And, with weekly supplies sitting at 31,000-32,000/week, the one million head mark is expected to passed by the midpoint of next week.

During the week ending July 30, some 31,756 cattle were slaughtered in approved beef export plants. This is a decrease of 0.4% or 135 head on the previous week.

Decreases were witnessed in the number of young bulls, cows and heifers slaughtered during the final week of July. Young bull throughput declined by 8.4%, 1,100 fewer cows were slaughtered and heifer throughput declined by 3% or 234 head.

Despite this, there was actually an increase in the number of aged bulls and steers slaughtered in approved beef export plants during the week ending July 23.

Week-on-week beef kill changes (week ending July 30):
  • Young bulls: 2,396 head (-220 head or -8.4%);
  • Bulls: 614 head (+15 head or +2.5%);
  • Steers: 14,497 head (+1,436 head or +11%);
  • Cows: 6,611 head (-1,100 head or -14.3%);
  • Heifers: 7,620 head (-234 head or -3%);
  • Total: 31,756 head (-135 head or -0.4%).

Main markets

According to Bord Bia, the British beef trade showed little change last week. This came as demand remained steady and a small rise in supplies was observed.

Prices from the AHDB show the British R4L steers made the equivalent of 428.46c/kg during the week ending July 29. In addition, Northern Irish and British R3 heifer prices made the equivalent of 413c/kg and 423c/kg respectively.

Moving to France, Bord Bia says, the market remained slow last week on the back of the holiday season. This resulted in a number of restaurants and butcher shops closed their doors.

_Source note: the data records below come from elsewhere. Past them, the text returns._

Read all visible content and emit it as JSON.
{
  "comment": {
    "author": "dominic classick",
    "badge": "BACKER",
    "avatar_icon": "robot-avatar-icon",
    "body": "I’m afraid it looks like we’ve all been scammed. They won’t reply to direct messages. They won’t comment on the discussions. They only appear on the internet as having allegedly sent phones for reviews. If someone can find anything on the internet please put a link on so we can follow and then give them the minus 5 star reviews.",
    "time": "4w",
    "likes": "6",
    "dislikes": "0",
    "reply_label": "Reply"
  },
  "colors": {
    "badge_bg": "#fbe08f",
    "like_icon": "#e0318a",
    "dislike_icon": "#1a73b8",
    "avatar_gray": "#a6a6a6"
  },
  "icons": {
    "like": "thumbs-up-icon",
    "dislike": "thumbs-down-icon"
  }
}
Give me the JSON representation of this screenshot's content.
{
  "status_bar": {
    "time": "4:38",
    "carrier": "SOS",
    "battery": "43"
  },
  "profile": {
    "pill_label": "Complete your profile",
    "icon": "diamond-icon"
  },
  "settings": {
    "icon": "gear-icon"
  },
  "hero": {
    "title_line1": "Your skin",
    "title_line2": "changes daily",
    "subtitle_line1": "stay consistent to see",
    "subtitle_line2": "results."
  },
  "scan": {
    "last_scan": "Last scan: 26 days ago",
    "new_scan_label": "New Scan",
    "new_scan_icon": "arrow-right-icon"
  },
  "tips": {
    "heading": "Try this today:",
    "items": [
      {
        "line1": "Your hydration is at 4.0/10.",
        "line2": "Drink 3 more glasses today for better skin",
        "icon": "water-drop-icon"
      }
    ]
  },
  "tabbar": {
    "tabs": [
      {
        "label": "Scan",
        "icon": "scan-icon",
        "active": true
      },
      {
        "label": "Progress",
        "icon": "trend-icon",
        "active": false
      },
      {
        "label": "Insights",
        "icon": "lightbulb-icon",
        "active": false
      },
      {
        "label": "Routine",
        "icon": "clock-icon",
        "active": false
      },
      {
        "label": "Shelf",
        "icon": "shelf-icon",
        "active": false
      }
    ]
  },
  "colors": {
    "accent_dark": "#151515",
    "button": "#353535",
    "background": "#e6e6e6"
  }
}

In addition, trade was sluggish for offal products and demand was best for bavettes and ribs of beef. However, Angus beef was still performing well; but increased domestic supplies were offsetting imported product on the market.